The Rebirth Of The Medieval Art Of Bookmaking

The medieval art of bookmaking has been granted a new lease of life through one online store’s creation of handmade leather journals. These beautiful books are currently being sold on Etsy, and are hand crafted by designers with over 15 years of experience who are hoping to preserve this declining art form.

As shown below, these journals feature exquisite detailing and are made from the highest quality paper, burnished copper plates, and wooden and leather panelling. The journals are handcrafted using traditional and once forgotten methods and despite being on the expensive side, they’ve have been selling – more than 500 have been purchased since the shop opened in 2012.

Source: Etsy

Source: Etsy

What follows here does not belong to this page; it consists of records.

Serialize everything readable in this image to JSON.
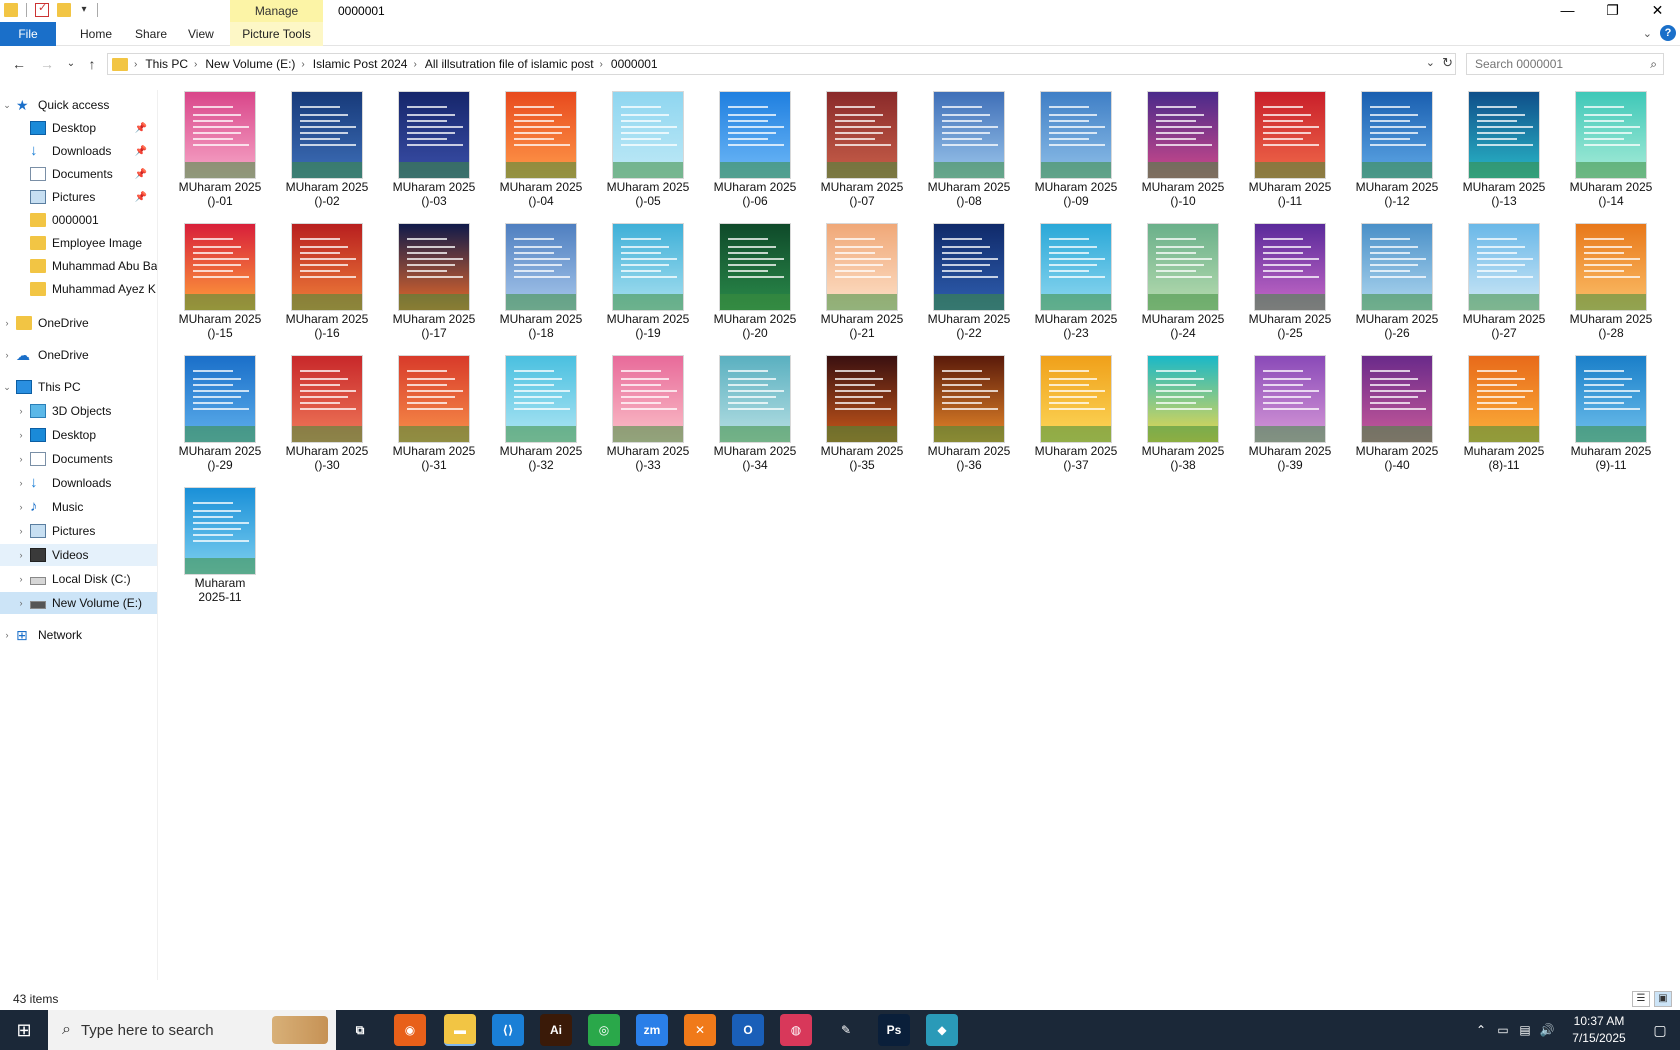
{
  "window": {
    "title": "0000001",
    "manage_tab": "Manage",
    "controls": {
      "minimize": "—",
      "maximize": "❐",
      "close": "✕"
    }
  },
  "ribbon": {
    "tabs": [
      "File",
      "Home",
      "Share",
      "View",
      "Picture Tools"
    ],
    "help": "?"
  },
  "address": {
    "crumbs": [
      "This PC",
      "New Volume (E:)",
      "Islamic Post 2024",
      "All illsutration file of islamic post",
      "0000001"
    ],
    "search_placeholder": "Search 0000001"
  },
  "sidebar": {
    "quick_access": "Quick access",
    "quick_items": [
      "Desktop",
      "Downloads",
      "Documents",
      "Pictures",
      "0000001",
      "Employee Image",
      "Muhammad Abu Ba",
      "Muhammad Ayez K"
    ],
    "onedrive_1": "OneDrive",
    "onedrive_2": "OneDrive",
    "this_pc": "This PC",
    "pc_items": [
      "3D Objects",
      "Desktop",
      "Documents",
      "Downloads",
      "Music",
      "Pictures",
      "Videos",
      "Local Disk (C:)",
      "New Volume (E:)"
    ],
    "network": "Network"
  },
  "files": [
    {
      "l1": "MUharam 2025",
      "l2": "()-01",
      "c": [
        "#d9468a",
        "#f7a8c8"
      ]
    },
    {
      "l1": "MUharam 2025",
      "l2": "()-02",
      "c": [
        "#173a7a",
        "#3e6fb8"
      ]
    },
    {
      "l1": "MUharam 2025",
      "l2": "()-03",
      "c": [
        "#16266b",
        "#3a4fa8"
      ]
    },
    {
      "l1": "MUharam 2025",
      "l2": "()-04",
      "c": [
        "#e84a1e",
        "#ff9a4a"
      ]
    },
    {
      "l1": "MUharam 2025",
      "l2": "()-05",
      "c": [
        "#8fd6f0",
        "#bfe9f6"
      ]
    },
    {
      "l1": "MUharam 2025",
      "l2": "()-06",
      "c": [
        "#1f7fe0",
        "#6fb9f7"
      ]
    },
    {
      "l1": "MUharam 2025",
      "l2": "()-07",
      "c": [
        "#8a2a2a",
        "#c9604a"
      ]
    },
    {
      "l1": "MUharam 2025",
      "l2": "()-08",
      "c": [
        "#3f6fb8",
        "#9cc7ec"
      ]
    },
    {
      "l1": "MUharam 2025",
      "l2": "()-09",
      "c": [
        "#3f7fc6",
        "#8fbfe8"
      ]
    },
    {
      "l1": "MUharam 2025",
      "l2": "()-10",
      "c": [
        "#4a2a8a",
        "#d04a8a"
      ]
    },
    {
      "l1": "MUharam 2025",
      "l2": "()-11",
      "c": [
        "#c91f2a",
        "#f06a4a"
      ]
    },
    {
      "l1": "MUharam 2025",
      "l2": "()-12",
      "c": [
        "#1a5fb0",
        "#5fa8e6"
      ]
    },
    {
      "l1": "MUharam 2025",
      "l2": "()-13",
      "c": [
        "#0f4f8a",
        "#2ab8c8"
      ]
    },
    {
      "l1": "MUharam 2025",
      "l2": "()-14",
      "c": [
        "#3fc8b8",
        "#a8ecd8"
      ]
    },
    {
      "l1": "MUharam 2025",
      "l2": "()-15",
      "c": [
        "#d81f3a",
        "#ffa03a"
      ]
    },
    {
      "l1": "MUharam 2025",
      "l2": "()-16",
      "c": [
        "#b81f1f",
        "#f0803a"
      ]
    },
    {
      "l1": "MUharam 2025",
      "l2": "()-17",
      "c": [
        "#101a4a",
        "#e86a2a"
      ]
    },
    {
      "l1": "MUharam 2025",
      "l2": "()-18",
      "c": [
        "#4f7fc0",
        "#a8c8ec"
      ]
    },
    {
      "l1": "MUharam 2025",
      "l2": "()-19",
      "c": [
        "#3fb0d8",
        "#a8e0f0"
      ]
    },
    {
      "l1": "MUharam 2025",
      "l2": "()-20",
      "c": [
        "#0f4a2a",
        "#2a8a4a"
      ]
    },
    {
      "l1": "MUharam 2025",
      "l2": "()-21",
      "c": [
        "#f0a878",
        "#fde0c8"
      ]
    },
    {
      "l1": "MUharam 2025",
      "l2": "()-22",
      "c": [
        "#102a6a",
        "#2f5fb0"
      ]
    },
    {
      "l1": "MUharam 2025",
      "l2": "()-23",
      "c": [
        "#2aa8d8",
        "#8fd8f0"
      ]
    },
    {
      "l1": "MUharam 2025",
      "l2": "()-24",
      "c": [
        "#6ab08a",
        "#b8dcb0"
      ]
    },
    {
      "l1": "MUharam 2025",
      "l2": "()-25",
      "c": [
        "#5a2a9a",
        "#c86ac8"
      ]
    },
    {
      "l1": "MUharam 2025",
      "l2": "()-26",
      "c": [
        "#4a90c8",
        "#b0d8f0"
      ]
    },
    {
      "l1": "MUharam 2025",
      "l2": "()-27",
      "c": [
        "#6ab8e8",
        "#cfe8f6"
      ]
    },
    {
      "l1": "MUharam 2025",
      "l2": "()-28",
      "c": [
        "#e8781a",
        "#fcc06a"
      ]
    },
    {
      "l1": "MUharam 2025",
      "l2": "()-29",
      "c": [
        "#1a6fc9",
        "#5fb0ec"
      ]
    },
    {
      "l1": "MUharam 2025",
      "l2": "()-30",
      "c": [
        "#c8282a",
        "#f07a5a"
      ]
    },
    {
      "l1": "MUharam 2025",
      "l2": "()-31",
      "c": [
        "#d83a2a",
        "#f8904a"
      ]
    },
    {
      "l1": "MUharam 2025",
      "l2": "()-32",
      "c": [
        "#4ac0e0",
        "#b0e6f4"
      ]
    },
    {
      "l1": "MUharam 2025",
      "l2": "()-33",
      "c": [
        "#e86a9a",
        "#fbc0c8"
      ]
    },
    {
      "l1": "MUharam 2025",
      "l2": "()-34",
      "c": [
        "#5ab0c0",
        "#b8e0e4"
      ]
    },
    {
      "l1": "MUharam 2025",
      "l2": "()-35",
      "c": [
        "#3a1010",
        "#c8581a"
      ]
    },
    {
      "l1": "MUharam 2025",
      "l2": "()-36",
      "c": [
        "#5a1a0a",
        "#e8882a"
      ]
    },
    {
      "l1": "MUharam 2025",
      "l2": "()-37",
      "c": [
        "#f0a01a",
        "#fcd85a"
      ]
    },
    {
      "l1": "MUharam 2025",
      "l2": "()-38",
      "c": [
        "#1ab8c8",
        "#f0d84a"
      ]
    },
    {
      "l1": "MUharam 2025",
      "l2": "()-39",
      "c": [
        "#8a4ab8",
        "#d89ad8"
      ]
    },
    {
      "l1": "MUharam 2025",
      "l2": "()-40",
      "c": [
        "#6a2a8a",
        "#c85a9a"
      ]
    },
    {
      "l1": "Muharam 2025",
      "l2": "(8)-11",
      "c": [
        "#e86a1a",
        "#fcb03a"
      ]
    },
    {
      "l1": "Muharam 2025",
      "l2": "(9)-11",
      "c": [
        "#1a7fc9",
        "#6fc0ec"
      ]
    },
    {
      "l1": "Muharam",
      "l2": "2025-11",
      "c": [
        "#1a90d8",
        "#7fd0f0"
      ]
    }
  ],
  "status": {
    "items": "43 items"
  },
  "taskbar": {
    "search_placeholder": "Type here to search",
    "apps": [
      {
        "name": "taskview",
        "label": "⧉",
        "bg": "transparent"
      },
      {
        "name": "firefox",
        "label": "◉",
        "bg": "#e8601a"
      },
      {
        "name": "explorer",
        "label": "▬",
        "bg": "#f2c544"
      },
      {
        "name": "vscode",
        "label": "⟨⟩",
        "bg": "#1a7fd6"
      },
      {
        "name": "illustrator",
        "label": "Ai",
        "bg": "#3a1a08"
      },
      {
        "name": "chrome",
        "label": "◎",
        "bg": "#2aa84a"
      },
      {
        "name": "zoom",
        "label": "zm",
        "bg": "#2a7fe8"
      },
      {
        "name": "xampp",
        "label": "✕",
        "bg": "#f07a1a"
      },
      {
        "name": "outlook",
        "label": "O",
        "bg": "#1a5fb8"
      },
      {
        "name": "creative-cloud",
        "label": "◍",
        "bg": "#d8385a"
      },
      {
        "name": "pen-tool",
        "label": "✎",
        "bg": "transparent"
      },
      {
        "name": "photoshop",
        "label": "Ps",
        "bg": "#0a1f3a"
      },
      {
        "name": "app-diamond",
        "label": "◆",
        "bg": "#2a9ab8"
      }
    ],
    "time": "10:37 AM",
    "date": "7/15/2025"
  }
}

This concept of a return to medieval book making sounds great- but what do we actually mean by ‘medieval’ books?

The Medieval Era or the ‘Middle Ages’ was the period that followed the fall of the Roman Empire in Europe (sorry America), around 500 AD. This is a time most associated with being plague-ridden, dark and quite frankly unpleasant. So where do the books come in?

The Medieval era lasts all the way to the late 1400s, so there was plenty of time to pursue bookmaking. As few could read and write during this period, books became a status symbol common in the courts and halls of the wealthy. This was also a result of the difficulties associated with finding writing materials at this time – paper was difficult to come across (made from animal skin) and producing it was a labor-intensive process.

As a result, any books were given great and detailed bindings and covers to protect the hand-scribed words within. Leather covers were a popular choice- it was waterproof, readily available and had the added advantage of being easy enough to decorate. Below is an example of a 7th century book, the St Cuthbert Gospel, which is thought to be the oldest intact book in Europe.

Most book covers were made from calf or pig leather- whilst others were a little more exotic, such as this example of an Icelandic book made of seal, dated around 1200.

These books were likely to have been theological writings, aiming to deepen the reading public’s understanding of religious texts (more on this here). Other forms of writing included poetry, perhaps most famously Dante’s The Divine Comedy, an epic poem completed in 1320.

The problem with printing at this time is made clear through this example, as Dante’s masterpiece wasn’t actually printed until 1472, after the invention of the printing press around 1400. After this point, reading flourished, coinciding with the birth of the Renaissance period in Literature.

As a result, traditional bookmaking became less of a necessity as books inevitably lost their value with the increase in production. Yet Alex Libris, the store’s chief bookbinder, and his team state that they hope to train and educate the next generation” in this skill to preserve it for many years to come.

Visit their Etsy store, aLexLibris, today!

YouTube Channel: MattCarl


Featured image via Etsy

h/t Words N Quotes